| TASK INSTRUCTIONS |
What lines of the material below include the string "true"? Copy all of them.

| EXCERPTED RECORDS |
* * * * * * * * *

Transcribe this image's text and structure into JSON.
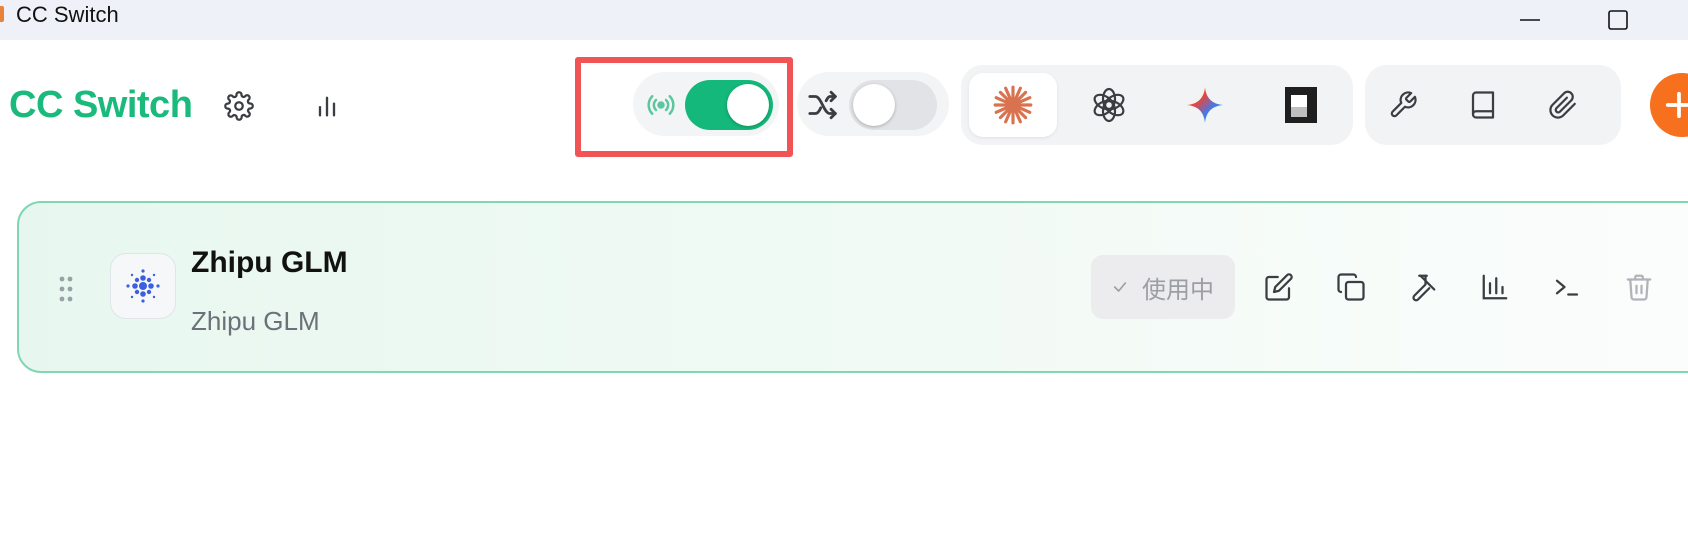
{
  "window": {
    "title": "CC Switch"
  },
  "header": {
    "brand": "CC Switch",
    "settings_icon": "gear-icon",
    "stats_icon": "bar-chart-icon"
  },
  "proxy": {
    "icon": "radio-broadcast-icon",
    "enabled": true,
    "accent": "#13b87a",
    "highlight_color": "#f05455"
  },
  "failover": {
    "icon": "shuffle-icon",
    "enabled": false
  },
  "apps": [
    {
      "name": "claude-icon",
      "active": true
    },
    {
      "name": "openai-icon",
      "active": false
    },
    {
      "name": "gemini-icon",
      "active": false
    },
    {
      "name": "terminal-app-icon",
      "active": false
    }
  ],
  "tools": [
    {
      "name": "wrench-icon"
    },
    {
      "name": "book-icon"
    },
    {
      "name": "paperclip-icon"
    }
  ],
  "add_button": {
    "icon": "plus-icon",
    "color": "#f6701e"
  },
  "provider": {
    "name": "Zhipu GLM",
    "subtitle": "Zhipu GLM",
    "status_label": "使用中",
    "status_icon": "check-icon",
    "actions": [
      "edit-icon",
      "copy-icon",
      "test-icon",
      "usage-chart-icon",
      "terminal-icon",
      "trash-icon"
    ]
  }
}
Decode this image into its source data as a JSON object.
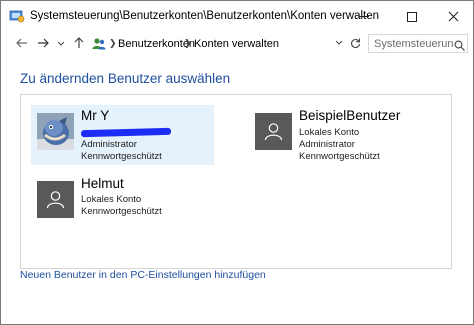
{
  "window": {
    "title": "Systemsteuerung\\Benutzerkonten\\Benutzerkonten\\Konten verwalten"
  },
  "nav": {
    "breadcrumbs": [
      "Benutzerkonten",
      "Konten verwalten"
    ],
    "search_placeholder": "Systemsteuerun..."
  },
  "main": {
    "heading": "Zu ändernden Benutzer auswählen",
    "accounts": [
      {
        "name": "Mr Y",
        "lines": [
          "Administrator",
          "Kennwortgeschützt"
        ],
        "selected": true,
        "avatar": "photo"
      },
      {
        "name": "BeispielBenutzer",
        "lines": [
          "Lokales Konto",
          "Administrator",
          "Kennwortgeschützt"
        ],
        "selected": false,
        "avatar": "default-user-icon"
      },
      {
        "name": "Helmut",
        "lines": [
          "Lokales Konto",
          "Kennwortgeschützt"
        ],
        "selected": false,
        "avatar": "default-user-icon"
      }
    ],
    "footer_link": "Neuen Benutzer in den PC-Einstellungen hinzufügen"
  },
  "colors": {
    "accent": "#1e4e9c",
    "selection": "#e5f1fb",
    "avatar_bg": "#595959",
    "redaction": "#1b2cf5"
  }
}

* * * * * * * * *

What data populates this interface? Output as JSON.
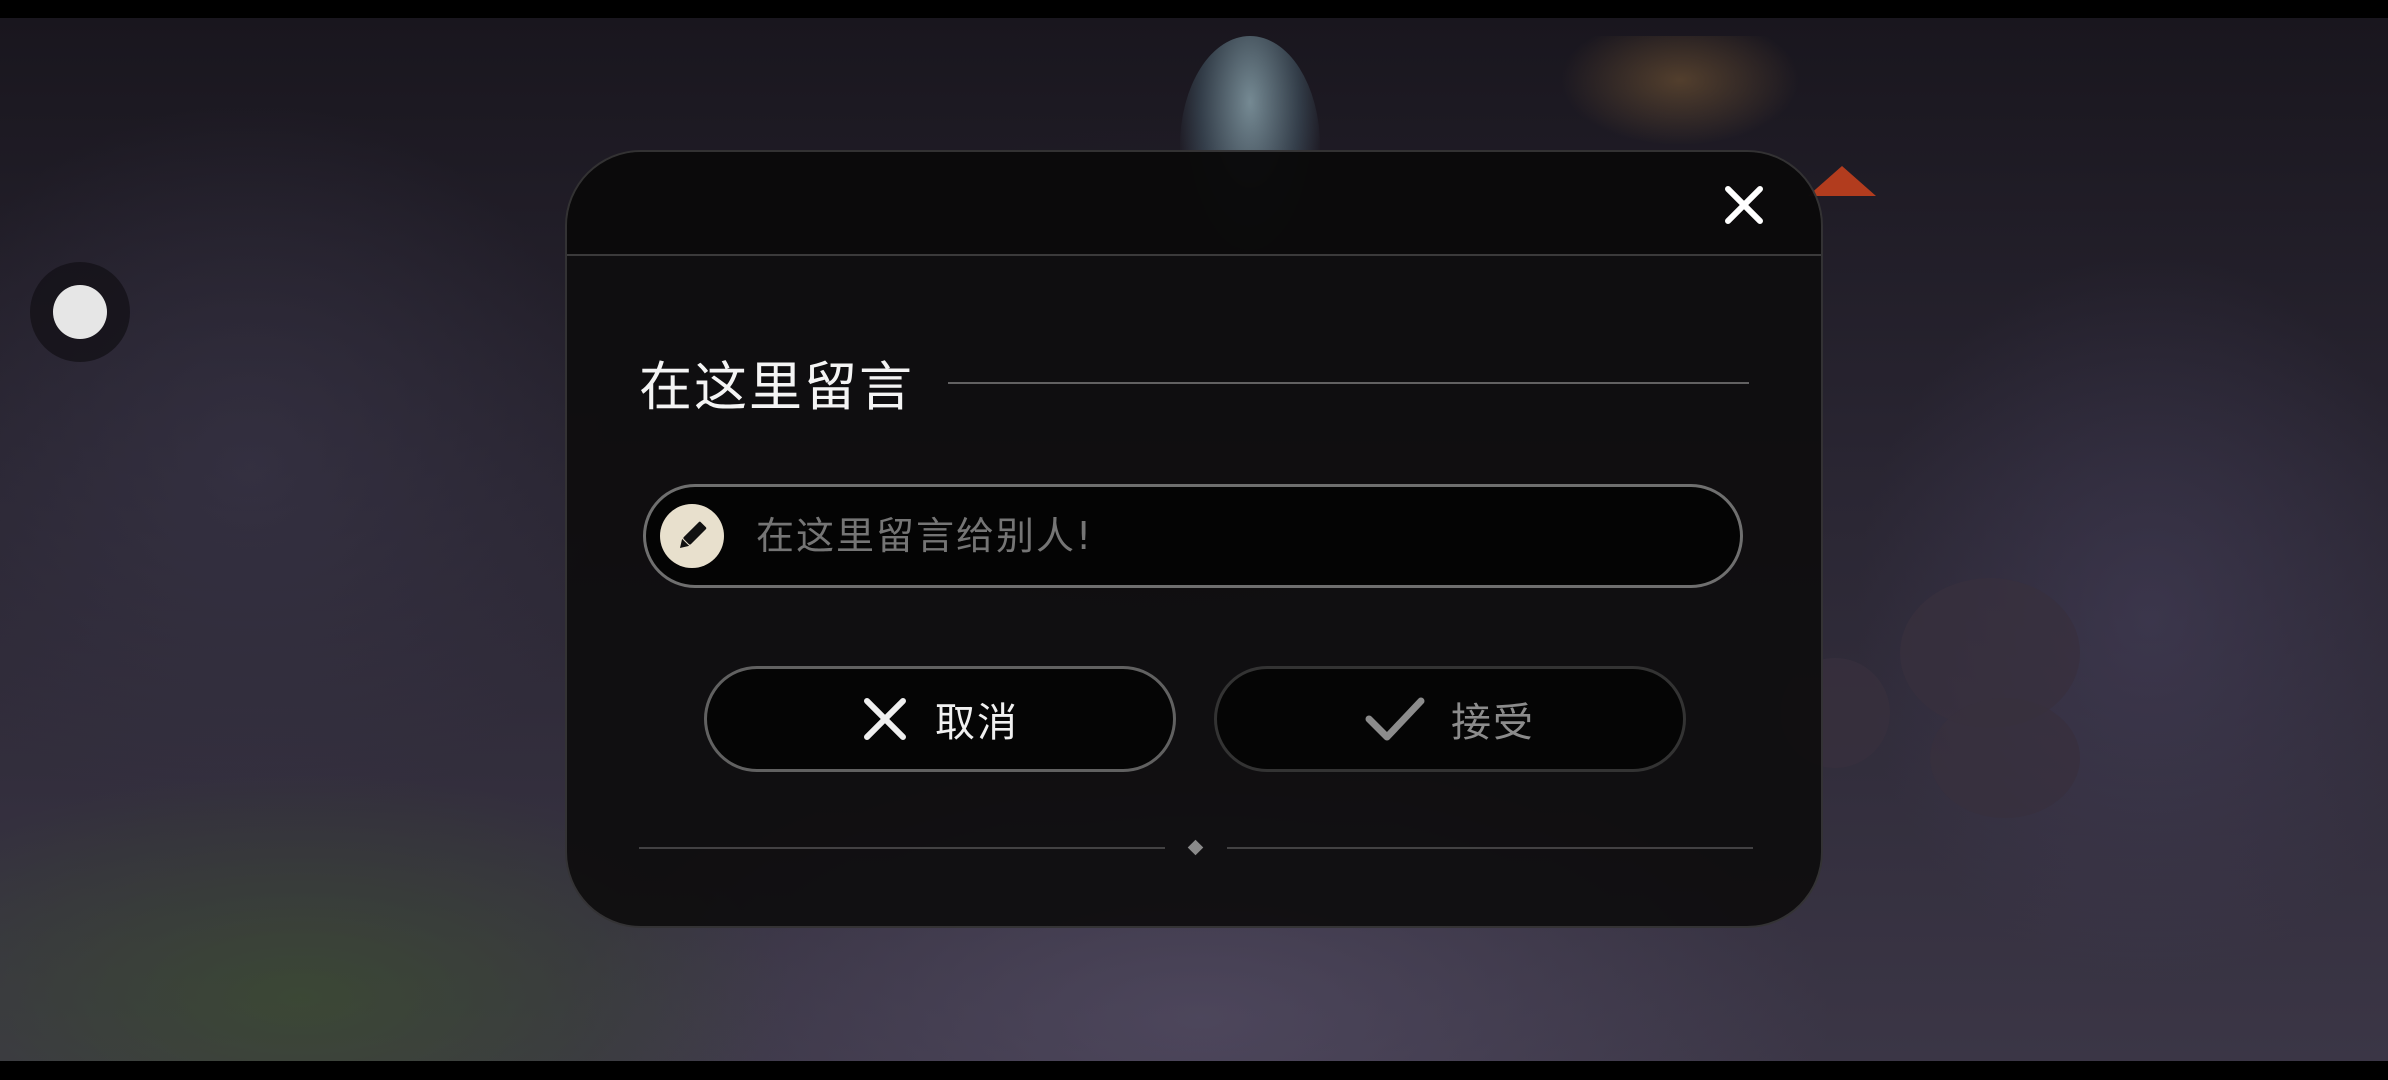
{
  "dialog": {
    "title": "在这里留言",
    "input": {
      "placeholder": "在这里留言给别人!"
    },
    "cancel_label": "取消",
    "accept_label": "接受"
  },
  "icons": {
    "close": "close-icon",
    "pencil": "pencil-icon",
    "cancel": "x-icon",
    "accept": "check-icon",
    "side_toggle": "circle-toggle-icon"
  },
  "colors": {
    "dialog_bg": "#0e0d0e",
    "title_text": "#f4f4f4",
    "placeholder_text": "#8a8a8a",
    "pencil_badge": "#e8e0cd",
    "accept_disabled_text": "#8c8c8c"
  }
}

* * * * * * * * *

| ANSWER FOR THIS EXERCISE |
    "enabled": true,
      "active": true
        "selected": true,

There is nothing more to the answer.